Cassava: The New Bread

By Nicole Nankya

It isn’t a secret that the prices of commodities in Uganda have hiked over the past months. For instance, a bar of soap now costs seven thousand Ugandan shillings; a kilogram of sugar at four thousand Uganda shillings; and the common breakfast accompaniment, a loaf of big bread, goes for five thousand Uganda shillings. This has left many Ugandans complaining to the government for a solution to this high cost of living.

During the Labour Day celebrations, in his speech, the President of Uganda, Yoweri kaguta Museveni, urged Ugandans who cannot afford bread to opt for cassava. “If you’re complaining that there’s no bread or wheat, please eat” Muwogo “(cassava),” Museveni said. Ugandans received this with mixed reactions, e.g., humor. That aside, let’s focus on the bigger picture. The cassava Museveni mentioned has its benefits, uses, by products, and preparation. 

Cassava is an edible starchy root tuber that is white inside with a brown covering; it is believed to have originated in North America but is now popular in tropical and African countries. Some of its other names are manioc and yucca. Research shows it is a good source of carbohydrates and provides a high amount of vitamin c and protein. 

They are different varieties of cassava grown in Uganda that derive their names from the areas where they are grown, the people who introduced the variant or its traits. These include: “Gilgil,” named after a village, “wabediyo,” because it cooks fast, “Fumba Chai,” NASE 14 and NASE 19, etc. The wholesale price of cassava is nine hundred Ugandan shillings per kilogram, and the tubers start at two thousand shillings and above.

Some of the common uses of manioc include: contributing to a balanced diet, lowering blood pressure due to potassium, promoting wound healing due to vitamin C, and providing satisfaction; according to a large percentage of Uganda Christian University students, cassava is the only food that can stay in your stomach for a longer period of time than other foods.

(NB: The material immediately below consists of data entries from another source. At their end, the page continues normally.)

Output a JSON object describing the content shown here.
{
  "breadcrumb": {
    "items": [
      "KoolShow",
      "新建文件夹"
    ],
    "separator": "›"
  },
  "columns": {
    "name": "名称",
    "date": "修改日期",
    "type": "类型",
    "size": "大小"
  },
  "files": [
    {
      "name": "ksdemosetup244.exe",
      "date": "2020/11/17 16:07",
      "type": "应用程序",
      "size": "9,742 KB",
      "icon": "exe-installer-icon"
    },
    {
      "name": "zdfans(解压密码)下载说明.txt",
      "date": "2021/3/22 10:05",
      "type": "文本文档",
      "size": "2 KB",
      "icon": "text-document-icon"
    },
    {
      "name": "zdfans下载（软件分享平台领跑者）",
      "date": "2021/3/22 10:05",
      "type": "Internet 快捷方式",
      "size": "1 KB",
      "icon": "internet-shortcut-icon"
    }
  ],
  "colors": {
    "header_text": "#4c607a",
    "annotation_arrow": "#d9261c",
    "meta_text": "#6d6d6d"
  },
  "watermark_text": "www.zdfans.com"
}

Cassava can be prepared in multiple ways, such as: frying, boiling, baking, mashing, roasting, and fermenting. It is recommended to be stored in cold, dark conditions and preserved by curing, freezing, and drying.

Yucca is a tuber that is 2 in 1 (the tuber as the food and the leaves as the sauce) and produces a number of byproducts that include: cassava flour, bread, laundry starch, alcoholic beverages, dried cassava chips, cassava paste, cassava starch, and cassava pasta etc. From these, a number of African delicacies are derived, such as: “fufu” from west Africa; “bammy” and “garri” from Nigeria; “katogo” from Uganda; fermented and baked semolina; “kwem” from Cameroon; “kisanvu” from Tanzania etc.

I approached some UCU students and asked what they thought of cassava and whether they were willing to try it as an alternative to bread, as the president suggested.This is what they had to say:

Nanjwan Longyi, a third student doing a Bachelor of Science in Information Technology, appreciates the affordability and satisfaction cassava gives, though he prefers bread to it and opts for it when he doesn’t have money for bread.

“I like cassava because it is affordable and satisfying, though I still choose bread over it,” Nanjwan said. I can only opt for it when I don’t have money for bread.

According to the USDA National Nutrient Database, cassava flour provides more protein and fiber than white flour, which is what white bread is made out of.